- 23 Nov 22
"Wilko was a unique and brilliant musician. The Mary Stokes Band were privileged to share time with him..."
Fans, friends and fellow musicians around the world continue to pay tribute to Wilko Johnson following news of his death this week – including acclaimed Irish singer Mary Stokes, who has shared her memories of "the innate wildness that he brought to his playing" with Hot Press.
The English guitarist and songwriter – who rose to prominence as a member of Dr Feelgood in the '70s – died at home on Monday, aged 75.
"Wilko was a unique and brilliant musician," she comments. "The Mary Stokes Band were privileged to share time with him – thank you to Brian Palm for catching this photo [above], from one such occasion. A huge presence, Wilko’s no-nonsense, powerhouse genius delivery was extraordinary and hugely influential.

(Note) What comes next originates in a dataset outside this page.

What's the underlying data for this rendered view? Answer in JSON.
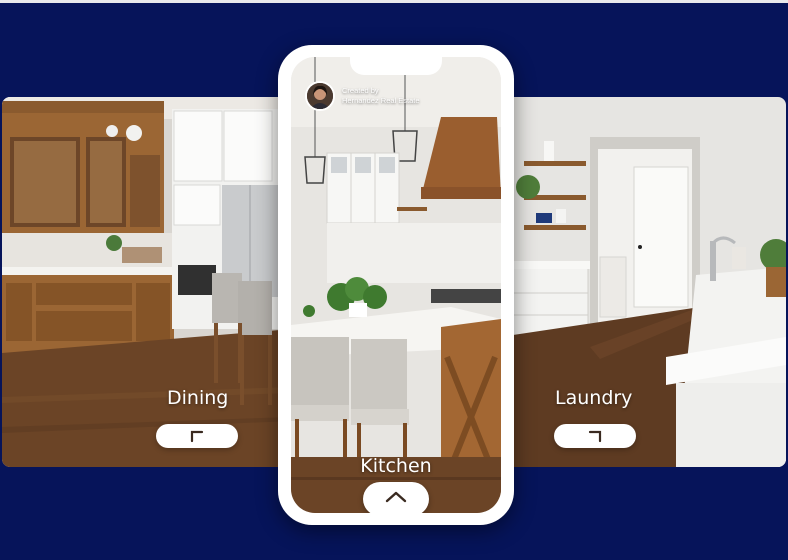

“Along with Lee Brilleaux and the rest of Dr. Feelgood, Wilko was massively important for me – and to my sense of where Blues sits when you’re not born and raised in Memphis, Mississippi or the Chicago of the 1940s and 1950s. One of my brothers, Conor, was a particularly avid Dr. Feelgood devotee, and the albums, Down By The Jetty and Malpractice – both released in 1975 – were played regularly and loudly as I grew up. Tracks like ‘Roxette’, ‘She Does it Right’, and ‘Back In The Night’ – all written by Wilko – were hard-hitting, unapologetic blues, Wilkos wild-eyed guitar-playing genius feeding the engine, stoking the blaze."
"The last time we met Wilko was after a brilliant gig in Dublin," Stokes continues. "Brian and I were sitting outside the venue chatting with him, and with the astounding bass player Norman Watt-Roy, who we had initially met through his work with Ian Dury. As we talked, I noticed that Wilko was gazing at the stars. It turned out that he it was a major interest of his – he had arranged to go to the Dunsink Observatory in Dublin the following day, which he was really looking forward to. He was a big fan of Saturn, which – when you think about it – makes a lot of sense, given the innate wildness that he brought to his playing. He will be greatly missed.”
See more tributes to Wilko Johnson here.